The Museum of Architecture in Wroclaw, Poland, may be housed in a structure that’s almost a century old, but it looks like it’s from the year 2100. That is in large part due to the efforts of AntiVJ, a collective of European media artists who have livened up the museum’s home with a permanent digital projection installation, called “O (Omicron)” that turns the structure’s giant concrete dome into a animated epic worthy of Tron.
The Museum of Architecture is located in Hala Stulecia or Centennial Hall. The building was designed by architect Max Berg in 1913 to celebrate the 100-year anniversary of the Battle of Leipzig, in which Napoleon was defeated by the Prussian, Austrian, and Swedish armies. The hall was renovated in 1997, named a UNESCO world heritage site in 2006, and currently serves as an arena for sports and events. When it was constructed, the Centennial Hall was the largest building ever made of reinforced concrete, and sported the largest dome since Rome’s Pantheon — all of 213 feet in diameter.
AntiVJ’s project turns the dome into something like the Death Star. The circular structure becomes the canvas for an array of light projections that highlight its structural beams and central oculus (the moments when the middle glows red are particularly intense). The piece certainly enlivens what might otherwise be a stiff, formal building, but it also transforms the hall into a frenetic, dynamic sculpture, kind of like a robot glitching out. Check out the full video of “O (Omicron)” below.
“Projection mapping” is a popular new media technique in which an object or space’s surface is scanned and mapped by computer. Projectors are then used to project moving images directly onto the exact contours of the target, creating a seamless animation. See it in action in artist Kyle McDonald’s work here.
AntiVJ artists Romain Tardy and Thomas Vaquié write that they were interested in “trying to create a vision of a future with no precise time reference… A timeless future.” The pure white light of “O (Omicron)” certainly lacks specific reference points, and points toward a kind of ideal utopian vision of the future of architecture as a living, breathing medium. But it’s also apparent that the style of densely animated, precisely projection-mapped geometric animations is quickly becoming a cliché.

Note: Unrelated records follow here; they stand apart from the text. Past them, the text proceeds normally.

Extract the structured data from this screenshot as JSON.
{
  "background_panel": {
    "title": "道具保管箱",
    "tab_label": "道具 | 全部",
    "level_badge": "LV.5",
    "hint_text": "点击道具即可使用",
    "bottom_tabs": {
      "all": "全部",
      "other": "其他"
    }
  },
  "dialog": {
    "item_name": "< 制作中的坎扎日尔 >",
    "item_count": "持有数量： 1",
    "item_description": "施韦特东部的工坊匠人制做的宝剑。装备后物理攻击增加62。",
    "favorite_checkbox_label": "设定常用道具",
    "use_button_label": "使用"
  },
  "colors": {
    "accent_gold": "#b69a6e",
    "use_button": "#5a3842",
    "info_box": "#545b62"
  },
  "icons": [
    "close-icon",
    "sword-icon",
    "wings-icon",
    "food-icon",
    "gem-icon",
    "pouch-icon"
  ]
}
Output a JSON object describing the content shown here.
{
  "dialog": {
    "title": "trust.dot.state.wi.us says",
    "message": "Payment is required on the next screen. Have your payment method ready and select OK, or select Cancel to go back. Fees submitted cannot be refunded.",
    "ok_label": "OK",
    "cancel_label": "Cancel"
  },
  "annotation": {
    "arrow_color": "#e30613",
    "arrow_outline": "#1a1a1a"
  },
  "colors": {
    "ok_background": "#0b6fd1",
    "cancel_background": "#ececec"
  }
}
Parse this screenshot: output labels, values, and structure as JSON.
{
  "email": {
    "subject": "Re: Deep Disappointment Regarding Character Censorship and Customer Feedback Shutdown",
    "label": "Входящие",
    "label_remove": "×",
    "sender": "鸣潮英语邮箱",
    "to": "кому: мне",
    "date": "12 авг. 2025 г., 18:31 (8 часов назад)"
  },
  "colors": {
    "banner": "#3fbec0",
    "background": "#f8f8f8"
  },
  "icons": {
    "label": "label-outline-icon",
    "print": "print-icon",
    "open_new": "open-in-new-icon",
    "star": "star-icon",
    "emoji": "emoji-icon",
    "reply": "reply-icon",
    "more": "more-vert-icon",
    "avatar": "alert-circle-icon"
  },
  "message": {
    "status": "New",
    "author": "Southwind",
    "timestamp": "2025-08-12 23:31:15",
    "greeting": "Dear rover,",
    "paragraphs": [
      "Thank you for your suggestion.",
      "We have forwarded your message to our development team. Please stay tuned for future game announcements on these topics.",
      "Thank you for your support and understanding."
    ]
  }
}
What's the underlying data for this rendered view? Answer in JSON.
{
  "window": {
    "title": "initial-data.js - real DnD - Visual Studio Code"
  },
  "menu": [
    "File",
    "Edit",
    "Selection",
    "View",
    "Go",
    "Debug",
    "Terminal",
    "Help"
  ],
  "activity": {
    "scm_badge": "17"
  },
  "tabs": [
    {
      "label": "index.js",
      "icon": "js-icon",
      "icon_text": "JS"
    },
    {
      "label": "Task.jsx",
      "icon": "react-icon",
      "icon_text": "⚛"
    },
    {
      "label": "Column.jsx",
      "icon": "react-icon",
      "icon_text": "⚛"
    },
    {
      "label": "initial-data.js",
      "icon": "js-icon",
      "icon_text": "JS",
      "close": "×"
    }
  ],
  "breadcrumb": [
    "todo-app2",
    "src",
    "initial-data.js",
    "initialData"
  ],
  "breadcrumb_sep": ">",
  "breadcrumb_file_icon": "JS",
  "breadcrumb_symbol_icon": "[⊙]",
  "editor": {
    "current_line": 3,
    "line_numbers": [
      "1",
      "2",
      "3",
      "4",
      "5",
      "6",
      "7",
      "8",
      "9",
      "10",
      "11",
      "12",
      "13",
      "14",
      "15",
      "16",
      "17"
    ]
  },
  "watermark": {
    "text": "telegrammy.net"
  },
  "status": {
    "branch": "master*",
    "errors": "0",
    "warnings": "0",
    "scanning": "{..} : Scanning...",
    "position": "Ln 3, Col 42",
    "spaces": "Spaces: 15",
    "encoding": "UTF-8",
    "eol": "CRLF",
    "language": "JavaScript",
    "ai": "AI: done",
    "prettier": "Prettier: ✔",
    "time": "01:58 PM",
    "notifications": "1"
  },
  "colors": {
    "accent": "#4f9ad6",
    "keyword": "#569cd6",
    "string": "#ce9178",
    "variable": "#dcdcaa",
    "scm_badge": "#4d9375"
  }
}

What should set AntiVJ’s work apart is its sensitivity to its architectural context and its engagement with the history of the building as well as contemporary aesthetics. [AntiVJ]